The benefits of EU second citizenship
So what can you expect for your investment if you go through the process and acquire an EU passport? We’ve already touched on some of the benefits, but let’s look at them in more detail.
Access to the EU market: Chances are that as an entrepreneur you’ll want to take advantage of the ability to access the European Union’s common market – a market that had a gross domestic product of around 14.63 trillion Euros last year. Your EU passport gives you the freedom to trade in any of the EU’s member states and it is estimated that this gives businesses operating there access to nearly 500 million customers.

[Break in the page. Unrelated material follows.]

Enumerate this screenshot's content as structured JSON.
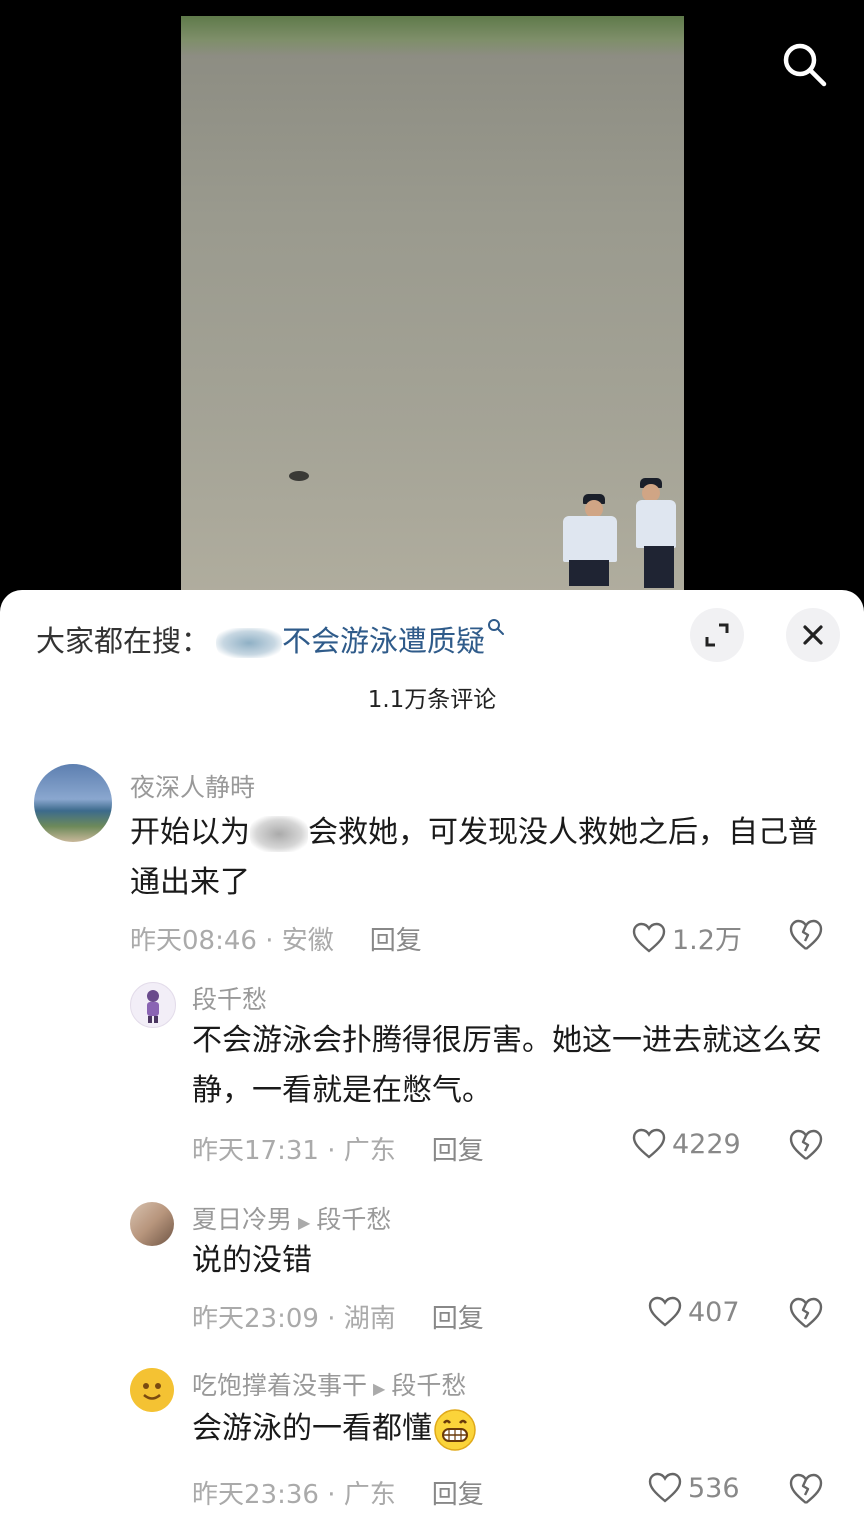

Freedom of movement: As well as access to the marketplace, you’ll also have much greater freedom of movement between European states. This will depend on whether your country of second citizenship is both in the EU and also in the Schengen area, but whether you take citizenship of any of the countries mentioned – Bulgaria, Portugal, Cyprus, Hungary – they each open the door for visa-free and visa-on-arrival travel.
Financial freedom: Certain states in the Middle East region have restrictions applied to them – Iranian, Iraqi and Syrian passport holders for example will all face challenges with financial institutions outside of their own country as all three states are on financial risk lists. In fact, banks and other financial organisations view a number of Middle Eastern and African countries as high-risk jurisdictions when it comes to money. Obtaining an EU passport will allow much greater freedom for the holder to open bank accounts abroad and therefore have the facility to make and receive payments.
Infrastructure: Once resident in an EU member state, you will be able to take advantage of a number of social, educational, legal and healthcare rights that EU members enjoy. The member states of the EU have a vast range of different fundamental rights for their citizens, and depending on your country of residency you can have access to free healthcare, state pensions for old age, education, maternity and paternity provisions and employment benefits.
Residency: As well as the freedom to work and travel to any of the member states, as an EU citizen you will also find that the barriers to residency are removed. With citizenship of an EU member state, you will have the right to work and reside in the other member states. It’s worth bearing in mind that Europe offers some idyllic places to live, work and eventually retire.
Looking ahead – an investment in your future
The process of obtaining a second citizenship is an increasingly common, but complex practice. Amongst the potential pitfalls are avoiding scams that attempt to bypass the proper process by paying off corrupt officials. In short, there’s no quick and cheap way of gaining a second citizenship, and if somebody tells you there is, it should set off alarm bells.
It will not be a decision to take lightly due to the financial commitment involved, but if you are a citizen of one of the countries that is under close scrutiny from the international community, you could find it hard to travel or conduct business outside of your home country. An investment in an EU country, and gaining citizenship of that country, would open the gates that were blocking your business development.
And if handled professionally and correctly, obtaining EU citizenship could improve the health and lifestyle of your family, and the prospects for your business as you open up to new markets with millions of potential customers.
Janice Williamson is general manager at Next Generation Equity